The webinars are shaping up to be great for people who want to learn about offshore weather; how to download the data, analyze it and effectively use that data. The first of the series was on Saturday, February 5th and addressed the latest communication options and how to get weather information onboard. The March 12th session will discuss how to read weather maps, satellite imagery, radar and weather signs.
Available at your convenience in the comfort of your own home! Don't miss Saturday's webinar, March 12th! For more information and to sign up, visit http://www.weather4sailors.com/ and http://www.weather4sailors.com/onlineseminars.htm. There are also a couple of sample seminars on the site from the last run a couple of years ago - http://www.weather4sailors.com/onlineseminars.htm. Sign up early to make sure you're tuned in for the information that can help you win races or avoid problems.

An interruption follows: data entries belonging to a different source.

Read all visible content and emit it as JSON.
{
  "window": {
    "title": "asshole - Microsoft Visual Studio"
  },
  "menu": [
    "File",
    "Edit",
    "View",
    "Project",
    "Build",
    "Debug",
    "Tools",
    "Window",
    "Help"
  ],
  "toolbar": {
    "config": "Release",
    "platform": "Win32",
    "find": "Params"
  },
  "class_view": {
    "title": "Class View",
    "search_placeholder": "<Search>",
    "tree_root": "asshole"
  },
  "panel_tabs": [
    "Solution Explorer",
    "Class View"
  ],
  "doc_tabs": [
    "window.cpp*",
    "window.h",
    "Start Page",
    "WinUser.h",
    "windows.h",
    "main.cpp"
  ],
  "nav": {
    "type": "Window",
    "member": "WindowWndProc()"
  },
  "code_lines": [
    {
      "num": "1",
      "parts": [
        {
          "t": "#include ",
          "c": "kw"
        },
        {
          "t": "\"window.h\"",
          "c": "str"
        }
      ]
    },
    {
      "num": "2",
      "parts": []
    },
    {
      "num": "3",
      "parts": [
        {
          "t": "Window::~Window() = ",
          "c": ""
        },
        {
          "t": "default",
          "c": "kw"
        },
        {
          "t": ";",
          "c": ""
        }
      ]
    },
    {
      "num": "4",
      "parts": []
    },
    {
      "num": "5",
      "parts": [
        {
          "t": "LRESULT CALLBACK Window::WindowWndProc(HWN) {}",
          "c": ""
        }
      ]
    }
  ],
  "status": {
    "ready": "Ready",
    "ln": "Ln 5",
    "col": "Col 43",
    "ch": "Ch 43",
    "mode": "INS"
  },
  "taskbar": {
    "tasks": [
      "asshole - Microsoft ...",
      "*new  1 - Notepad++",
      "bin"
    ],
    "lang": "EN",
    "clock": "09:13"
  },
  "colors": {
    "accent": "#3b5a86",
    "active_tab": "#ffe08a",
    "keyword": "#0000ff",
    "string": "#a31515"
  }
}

Note: Bill Biewenga will be doing numerous deliveries and races again this year with some of the best crew anywhere, trekking across the oceans of the world for discerning yacht owners. If you can't join him for one of his passages, you will probably enjoy benefitting from his more than 400,000 sea miles of experience, including 37 transatlantic crossings, several TransPacs, numerous record attempts, deliveries and other races, as well as his participation in four round the world races and decades of working with weather.